Rudolf Hess was the first commandant of Auschwitz. The whole time he and his family lived in a villa next to the concentration camp. In his affidavit made at Nuremberg on 5 April 1946 he stated:
"I commanded Auschwitz until 1 December 1943, and estimate that at least 2,500,000 victims were executed and exterminated there by gassing and burning, and at least another half million succumbed to starvation and disease, making a total of about 3,000,000 dead. This figure represents about 70% or 80% of all persons sent to Auschwitz as prisoners, the remainder having been selected and used for slave labor in the concentration camp industries. Included among the executed and burnt were approximately 20,000 Russian prisoners of war (previously screened out of Prisoner of War cages by the Gestapo) who were delivered at Auschwitz in Wehrmacht transports operated by regular Wehrmacht officers and men. The remainder of the total number of victims included about 100,000 German Jews, and great numbers of citizens (mostly Jewish) from Holland, France, Belgium, Poland, Hungary, Czechoslovakia, Greece, or other countries. We executed about 400,000 Hungarian Jews alone at Auschwitz in the summer of 1944."
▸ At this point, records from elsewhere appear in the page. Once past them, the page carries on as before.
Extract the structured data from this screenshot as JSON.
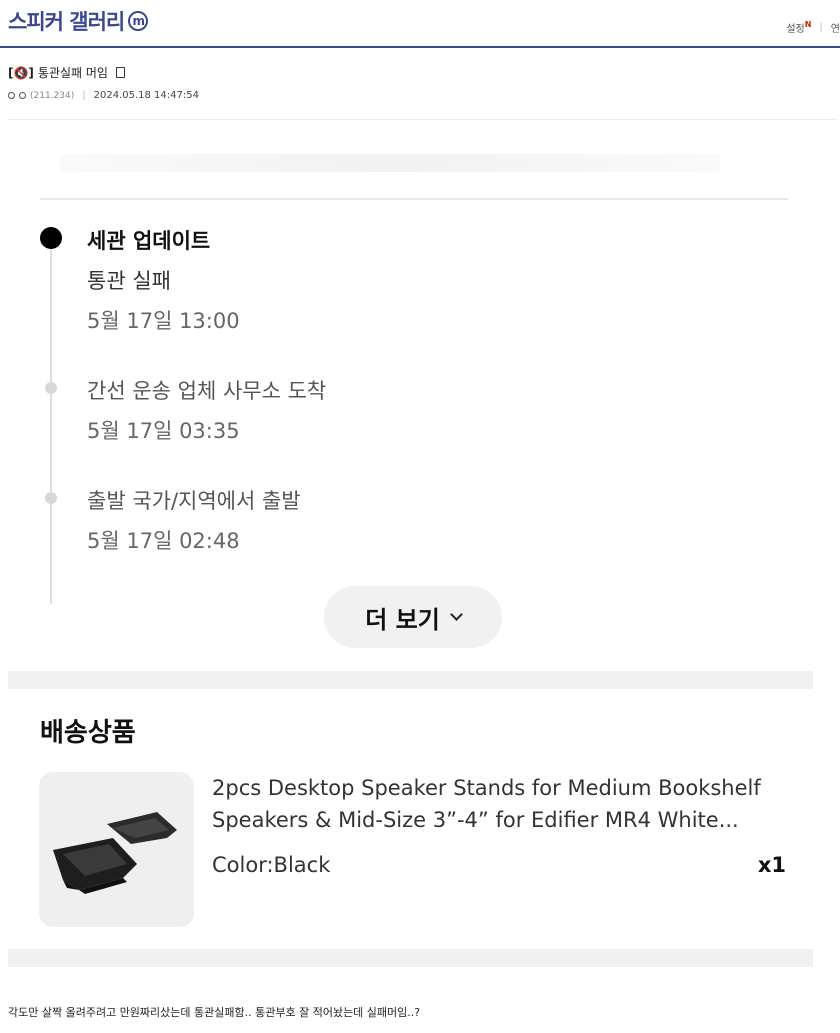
{
  "gallery": {
    "title": "스피커 갤러리",
    "badge": "m",
    "settings_label": "설정",
    "new_mark": "N",
    "right_cut_label": "연"
  },
  "post": {
    "category": "[🔇]",
    "title": "통관실패 머임",
    "author_ip": "(211.234)",
    "datetime": "2024.05.18 14:47:54"
  },
  "tracking": {
    "events": [
      {
        "title": "세관 업데이트",
        "detail": "통관 실패",
        "date": "5월 17일 13:00",
        "current": true
      },
      {
        "title": "간선 운송 업체 사무소 도착",
        "date": "5월 17일 03:35",
        "current": false
      },
      {
        "title": "출발 국가/지역에서 출발",
        "date": "5월 17일 02:48",
        "current": false
      }
    ],
    "more_label": "더 보기"
  },
  "shipment": {
    "section_title": "배송상품",
    "product": {
      "name_line1": "2pcs Desktop Speaker Stands for Medium Bookshelf",
      "name_line2": "Speakers & Mid-Size 3”-4” for Edifier MR4 White...",
      "color": "Color:Black",
      "quantity": "x1"
    }
  },
  "body_text": "각도만 살짝 올려주려고 만원짜리샀는데 통관실패함.. 통관부호 잘 적어놨는데 실패머임..?",
  "colors": {
    "brand": "#3b4890",
    "new_mark": "#d31900",
    "timeline_active": "#000000",
    "timeline_inactive": "#d8d8d8"
  }
}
Construction of Auschwitz II known as Birkenau began in October 1941 to ease congestion at the main camp. The barracks were not made of solid materials like in Auschwitz I, so many of them did not survive. Only traces of the foundations can be seen where wooden barracks once stood. When approaching the main entrance, a large guard post above the gate dominates the camp. The whole place looks creepy. The only worse place in the complex are the surviving gas chambers with a crematorium in Auschwitz I where you can literally smell death.
Today, many people visit the memorial and it became a primary symbol of the Holocaust. School children from Israel travel each year to Poland to visit locations where millions of Jews were murdered by the Nazi regime. Auschwitz has a particular significance. Military delegations hold ceremonies there. The annual "March of the Living" brings people from all over the world. On January 27, 2015, some 300 Auschwitz survivors and other guests gathered to commemorate the 70th anniversary of the camp's liberation. In 1979 Auschwitz-Birkenau was inscribed on the UNESCO World Heritage List.